You might remember reading about “murder hornets” in a previous post; these hornets are very huge and originate from Africa, but they have been making an appearance in the United States for the past three years.
Today’s news item concerns a yellow-legged hornet that is brand-new to our nation. Vespa velutina, a native of Southeast Asia, has been named as our newest invasive species. It is related to the “murder hornet” that we previously stated. This month, the hornet has been seen in Georgia.
This hornet, unfortunately for us, eats honeybees. As you may already be aware, honeybee populations have been declining in recent years as a result of a number of reasons, such as habitat loss and incorrect pesticide use.

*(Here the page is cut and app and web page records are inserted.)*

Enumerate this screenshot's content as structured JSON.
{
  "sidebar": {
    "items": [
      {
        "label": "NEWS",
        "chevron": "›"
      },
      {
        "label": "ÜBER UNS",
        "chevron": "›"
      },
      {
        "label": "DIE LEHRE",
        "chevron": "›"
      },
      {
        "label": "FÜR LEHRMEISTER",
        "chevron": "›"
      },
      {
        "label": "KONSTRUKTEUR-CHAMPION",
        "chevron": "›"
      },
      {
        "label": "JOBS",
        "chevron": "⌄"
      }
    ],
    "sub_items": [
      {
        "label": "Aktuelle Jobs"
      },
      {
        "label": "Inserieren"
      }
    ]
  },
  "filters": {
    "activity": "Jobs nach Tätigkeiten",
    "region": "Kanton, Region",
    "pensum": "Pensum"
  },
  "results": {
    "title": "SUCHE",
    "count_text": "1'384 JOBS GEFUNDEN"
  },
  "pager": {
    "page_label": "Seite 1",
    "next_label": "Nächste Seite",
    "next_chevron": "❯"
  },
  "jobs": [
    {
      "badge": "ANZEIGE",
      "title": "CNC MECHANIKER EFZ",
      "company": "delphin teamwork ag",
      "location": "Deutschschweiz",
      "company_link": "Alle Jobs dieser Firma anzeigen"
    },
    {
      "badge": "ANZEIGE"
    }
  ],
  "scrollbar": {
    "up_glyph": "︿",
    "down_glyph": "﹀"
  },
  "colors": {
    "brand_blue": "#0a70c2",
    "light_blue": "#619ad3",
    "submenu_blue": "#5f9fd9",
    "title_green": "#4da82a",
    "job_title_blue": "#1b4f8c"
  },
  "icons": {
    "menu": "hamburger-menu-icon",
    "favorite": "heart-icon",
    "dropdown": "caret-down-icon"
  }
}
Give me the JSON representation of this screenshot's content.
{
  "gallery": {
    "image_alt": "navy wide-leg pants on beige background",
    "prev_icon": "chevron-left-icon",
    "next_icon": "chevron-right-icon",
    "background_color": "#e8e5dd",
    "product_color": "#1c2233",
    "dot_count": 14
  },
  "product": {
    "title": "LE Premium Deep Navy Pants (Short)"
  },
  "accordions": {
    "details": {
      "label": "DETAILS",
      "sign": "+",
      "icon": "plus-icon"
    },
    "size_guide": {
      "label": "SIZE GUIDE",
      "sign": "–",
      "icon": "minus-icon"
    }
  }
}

We rely on the honeybee, one of our most significant pollinators, to maintain the health of our ecosystem. According to the FDA, honeybees contribute $15 billion or more to our crops.

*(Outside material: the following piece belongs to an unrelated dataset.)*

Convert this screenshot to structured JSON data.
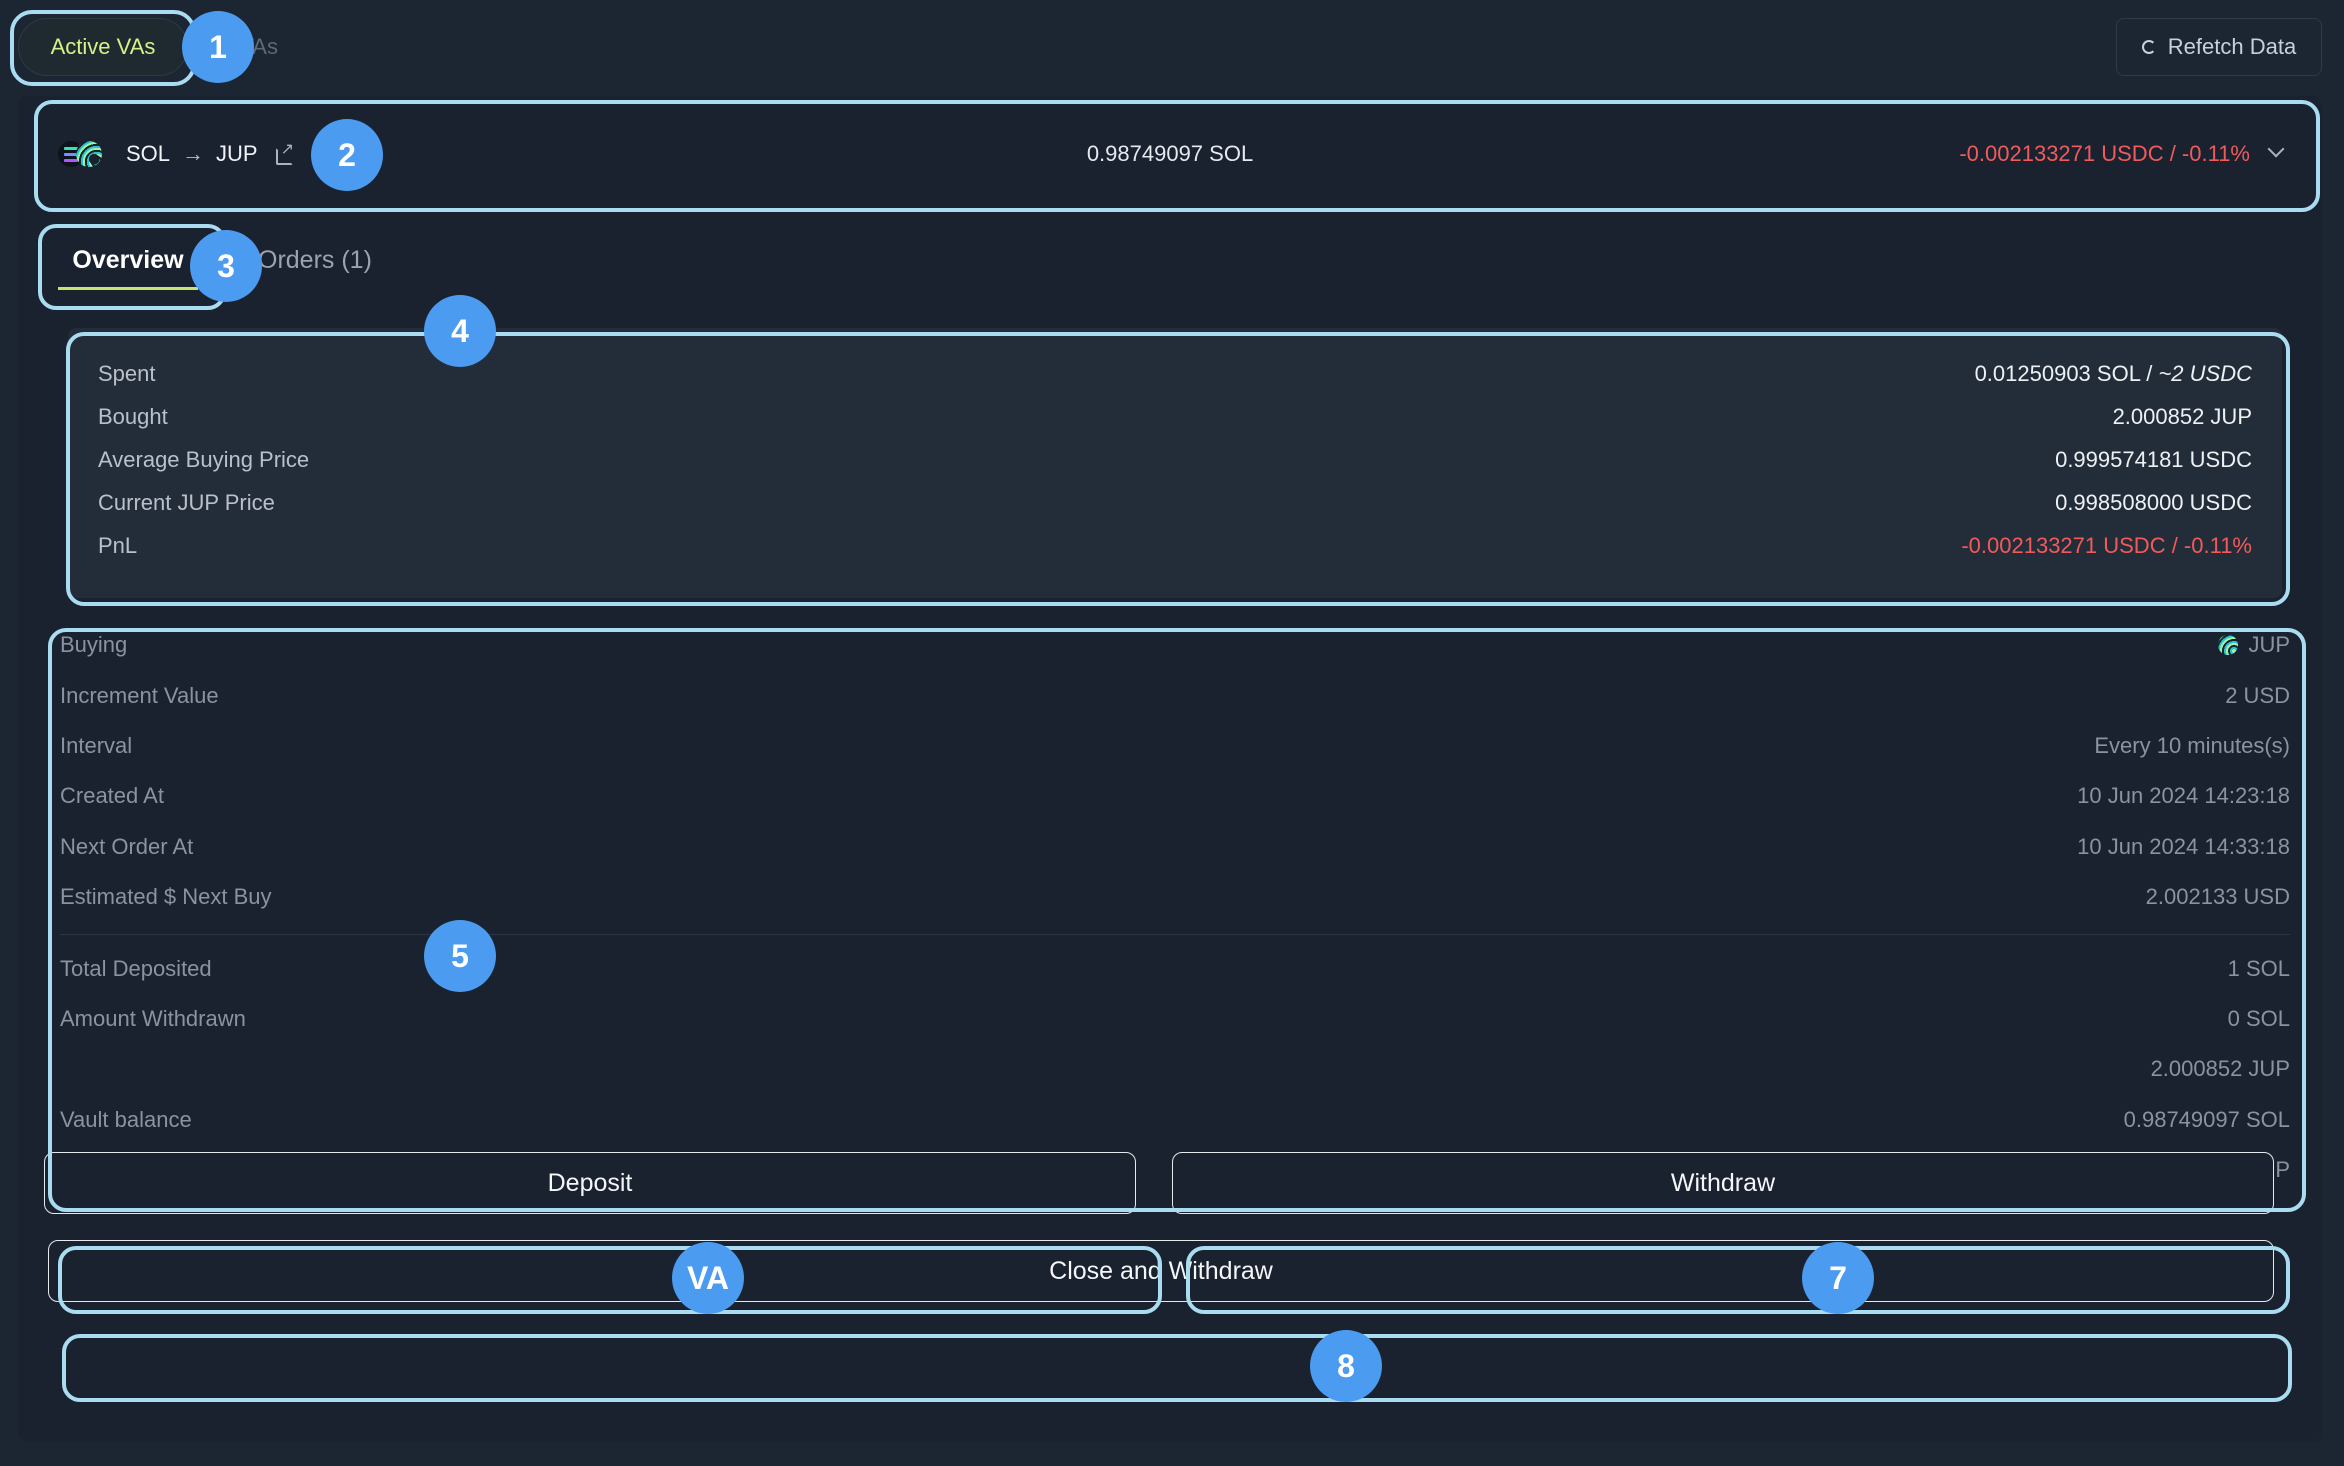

According to the organization, crops pollinated by honey bees produce foods including apples, melons, cranberries, pumpkins, squash, broccoli, and almonds, as well as around one-third of the food consumed by Americans.

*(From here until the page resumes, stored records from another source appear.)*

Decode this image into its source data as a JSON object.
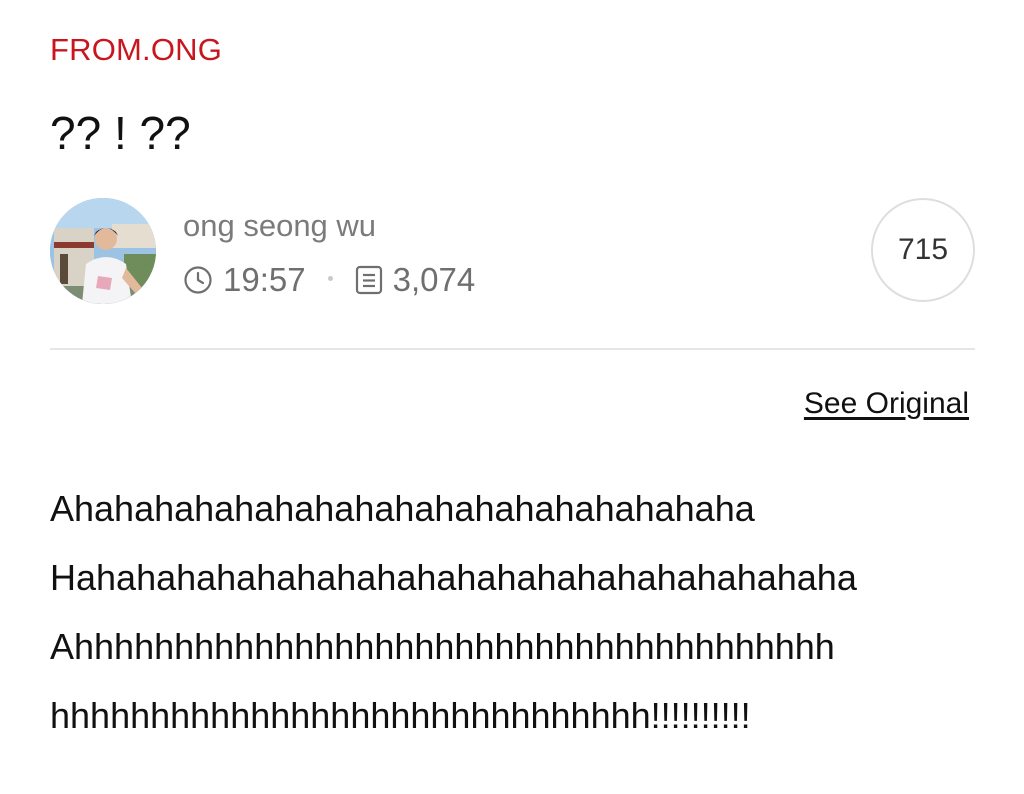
{
  "post": {
    "channel": "FROM.ONG",
    "title": "?? ! ??",
    "author": "ong seong wu",
    "time": "19:57",
    "views": "3,074",
    "likes": "715",
    "see_original": "See Original",
    "body_lines": [
      "Ahahahahahahahahahahahahahahahahaha",
      "Hahahahahahahahahahahahahahahahahahahaha",
      "Ahhhhhhhhhhhhhhhhhhhhhhhhhhhhhhhhhhhhhh",
      "hhhhhhhhhhhhhhhhhhhhhhhhhhhhhh!!!!!!!!!!"
    ]
  },
  "icons": {
    "time": "clock-icon",
    "views": "document-list-icon"
  },
  "colors": {
    "channel": "#c8161e",
    "meta_text": "#6f6f6f",
    "divider": "#e6e6e6",
    "likes_border": "#dedede"
  }
}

The new yellow-legged hornet actually favors honeybees over other kinds of food, despite the fact that there are existing hornets that prey on honeybees in the United States (such as the bald-faced hornet and the yellowjacket).
Most hornets feed on the larvae of other insects, and many kinds of hornets prey on the nests of other social bee and wasp species, according to The Land-Grant Press. Following that, they continued, “Vespa are known as the ‘true hornets’ and are exceptional predators.”
It is now up to scientists and academics to figure out how to limit the spread of this threat once the alarm has already been sounded. We’ll keep an eye out for any updates on this situation and let our readers know.
An employee from pest control in Melbourne, FL said the following: “We have not seen this hornet in our area yet but like all invasive species it may only be a matter of time before we do.”